A World Health Organization report recently warned that eating meat puts people at a greater risk for cancer, but that hasn’t hurt the market for bacon, ham, pork chops and roasts. Nor are consumers deterred by other deadly health hazards linked to the industry. The world’s largest pork producer – Smithfield Foods -- slaughters 30 million pigs a year.
Jennifer England is director of the Isle of Wight County Museum in southeastern Virginia. The centerpiece of its collection is the world’s oldest ham – a petrified piece of pork that dates back to 1902. She says pigs have been central to this area since Jamestown. “The first settlers came over with pigs. Hogs are very easy to grow. They’re not single serving like a chicken, but they’re a lot easier to manage than say a cow,” says England.
For 300 years it was common for family farms to have a few pigs wandering freely on the property, but today’s hog farm has more in common with a factory. It’s often raising more than 10,000 animals in climate-controlled barns. At Virginia Tech’s Research Center in Suffolk, Animal Science Professor Mark Estienne says most farms give swine about two square feet of living space. He says, “For animal welfare purposes you have to give them enough room so that they can stand up without having to fight another pig. They have to be able to lie down on their side. They have to have access to the feeder, to the waterer, but for somebody who’s not in the industry, it looks kind of tight.”
And living in such close quarters, the animals are at risk for epidemics. In 2012, a new virus swept through America’s pig farms, killing 12 million hogs. Bacterial infections are also a threat, so farmers routinely feed antibiotics to prevent sickness and promote growth. At the Humane Society of the United States, Paul Shapiro worries about the evolution of antibiotic resistant bacteria that have emerged on livestock farms. Shapiro says, “These pigs, when they’re crammed shoulder to shoulder and snout to snout in stressful, unhygienic conditions, we should not be surprised if those are breeding grounds for the type of superbugs that we now have.”
The federal government recently restricted farmers’ access to antibiotics used by humans, but deadly outbreaks of salmonella, e-coli and other resistant strains continue in human populations where meat is consumed.

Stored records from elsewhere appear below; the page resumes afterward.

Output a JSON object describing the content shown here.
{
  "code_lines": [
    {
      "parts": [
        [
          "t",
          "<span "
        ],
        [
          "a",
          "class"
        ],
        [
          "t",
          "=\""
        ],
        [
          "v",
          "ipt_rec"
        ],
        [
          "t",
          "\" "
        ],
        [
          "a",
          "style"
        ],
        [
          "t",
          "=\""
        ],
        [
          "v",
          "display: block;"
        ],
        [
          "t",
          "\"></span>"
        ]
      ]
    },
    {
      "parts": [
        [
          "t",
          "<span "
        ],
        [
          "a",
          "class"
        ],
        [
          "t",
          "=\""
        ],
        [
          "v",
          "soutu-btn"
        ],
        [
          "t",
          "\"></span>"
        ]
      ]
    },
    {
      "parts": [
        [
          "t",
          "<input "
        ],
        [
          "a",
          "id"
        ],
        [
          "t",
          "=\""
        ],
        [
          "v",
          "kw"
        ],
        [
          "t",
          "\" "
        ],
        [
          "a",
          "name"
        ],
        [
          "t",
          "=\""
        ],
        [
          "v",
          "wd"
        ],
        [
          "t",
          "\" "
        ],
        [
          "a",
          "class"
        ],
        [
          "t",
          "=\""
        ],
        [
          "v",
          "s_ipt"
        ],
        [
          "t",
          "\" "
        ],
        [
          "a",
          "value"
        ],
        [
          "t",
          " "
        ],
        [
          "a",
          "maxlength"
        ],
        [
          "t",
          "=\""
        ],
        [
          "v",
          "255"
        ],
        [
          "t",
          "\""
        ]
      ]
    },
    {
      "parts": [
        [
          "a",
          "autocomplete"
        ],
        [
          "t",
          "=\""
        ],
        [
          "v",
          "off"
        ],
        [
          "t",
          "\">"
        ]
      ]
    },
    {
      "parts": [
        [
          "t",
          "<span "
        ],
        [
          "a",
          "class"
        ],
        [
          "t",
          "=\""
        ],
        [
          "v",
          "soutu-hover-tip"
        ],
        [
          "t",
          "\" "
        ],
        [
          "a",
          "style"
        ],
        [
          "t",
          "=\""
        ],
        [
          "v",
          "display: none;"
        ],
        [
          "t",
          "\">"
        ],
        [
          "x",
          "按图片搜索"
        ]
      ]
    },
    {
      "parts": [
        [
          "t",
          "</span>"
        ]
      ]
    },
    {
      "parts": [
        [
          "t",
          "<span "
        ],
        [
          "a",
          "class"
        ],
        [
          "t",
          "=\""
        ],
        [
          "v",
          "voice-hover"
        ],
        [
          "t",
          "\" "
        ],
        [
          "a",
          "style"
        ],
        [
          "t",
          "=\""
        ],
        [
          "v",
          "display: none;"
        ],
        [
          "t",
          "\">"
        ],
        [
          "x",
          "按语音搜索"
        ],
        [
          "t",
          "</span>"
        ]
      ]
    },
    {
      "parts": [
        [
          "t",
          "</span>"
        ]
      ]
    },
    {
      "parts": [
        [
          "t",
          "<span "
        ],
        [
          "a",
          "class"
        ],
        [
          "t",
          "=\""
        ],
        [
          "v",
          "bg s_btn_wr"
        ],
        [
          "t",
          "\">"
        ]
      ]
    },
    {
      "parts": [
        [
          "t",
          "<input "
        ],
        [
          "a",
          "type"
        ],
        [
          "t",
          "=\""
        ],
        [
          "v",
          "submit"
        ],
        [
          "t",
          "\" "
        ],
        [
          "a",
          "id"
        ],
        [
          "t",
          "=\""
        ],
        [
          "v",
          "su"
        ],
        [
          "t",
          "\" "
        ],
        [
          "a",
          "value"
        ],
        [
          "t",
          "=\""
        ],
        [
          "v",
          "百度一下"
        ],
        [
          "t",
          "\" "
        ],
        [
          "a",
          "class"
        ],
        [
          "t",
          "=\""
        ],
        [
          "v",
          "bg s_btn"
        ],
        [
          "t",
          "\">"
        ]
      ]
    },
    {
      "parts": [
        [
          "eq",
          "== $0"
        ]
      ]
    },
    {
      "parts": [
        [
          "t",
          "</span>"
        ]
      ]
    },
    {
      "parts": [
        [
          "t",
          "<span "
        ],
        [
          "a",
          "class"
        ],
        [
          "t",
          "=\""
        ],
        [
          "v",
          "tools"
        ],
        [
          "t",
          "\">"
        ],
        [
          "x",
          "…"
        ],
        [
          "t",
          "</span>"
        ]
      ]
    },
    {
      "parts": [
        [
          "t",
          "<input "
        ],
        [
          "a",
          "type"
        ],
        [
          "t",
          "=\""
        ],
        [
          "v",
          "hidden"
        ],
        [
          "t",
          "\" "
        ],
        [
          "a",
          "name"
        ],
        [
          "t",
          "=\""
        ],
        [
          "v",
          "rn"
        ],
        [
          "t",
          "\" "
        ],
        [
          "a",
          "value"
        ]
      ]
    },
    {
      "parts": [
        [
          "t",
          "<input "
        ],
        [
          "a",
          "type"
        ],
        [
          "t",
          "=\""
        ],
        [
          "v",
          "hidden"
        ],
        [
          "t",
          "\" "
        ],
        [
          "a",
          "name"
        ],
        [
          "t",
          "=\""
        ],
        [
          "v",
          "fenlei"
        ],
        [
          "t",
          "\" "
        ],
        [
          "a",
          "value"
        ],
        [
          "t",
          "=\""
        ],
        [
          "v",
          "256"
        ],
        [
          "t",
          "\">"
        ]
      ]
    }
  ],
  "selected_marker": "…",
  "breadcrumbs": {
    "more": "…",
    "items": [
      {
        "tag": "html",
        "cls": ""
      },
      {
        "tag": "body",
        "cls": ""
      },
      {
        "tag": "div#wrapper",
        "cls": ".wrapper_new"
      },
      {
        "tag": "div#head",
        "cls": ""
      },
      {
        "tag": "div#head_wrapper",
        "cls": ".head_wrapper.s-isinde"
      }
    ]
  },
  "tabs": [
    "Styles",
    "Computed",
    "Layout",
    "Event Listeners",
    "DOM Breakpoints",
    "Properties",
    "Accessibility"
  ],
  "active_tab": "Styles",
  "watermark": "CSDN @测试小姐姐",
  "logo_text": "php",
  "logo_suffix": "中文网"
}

There are also reports of health problems in communities near large hog farms and among employees. Gray Jernigan is an attorney with Waterkeepers Alliance. He says asthma and other breathing problems can be linked to waste storage lagoons and the use of that material to fertilize farm fields. “We see air pollution from open waste pits such as ammonia, greenhouse hydrogen sulfide.We also see the spread of anti-biotic resistant bacteria such as MRSA from the low level antibiotics used to keep these pigs alive,” says Jernigan.
At the Rachel Carson Council, Bob Musel says the public health burden falls most heavily on the poor. He says, “Most of the folks who live near these stinking, dangerous factory farms are African-American and Latino and, of course, some poor white folks as well.”
And Jernigan adds that people living near water are at risk because pollution from pig farms causes algae to grow out of control and emit toxic fumes. Jernigan says, “We’ve also seen the same by product that forced the city of Toledo to cut off their drinking water supply a couple of years ago at the drinking water intake to the city of Wilmington and surrounding area, which serves about half a million people.”
While lawmakers and government regulators have failed to prevent these problems, thousands of people have sued large pig farmers, claiming they’ve ruined the quality of rural life, and in our next report, we’ll tell you how consumers are promoting changes in the way pigs are raised in this country.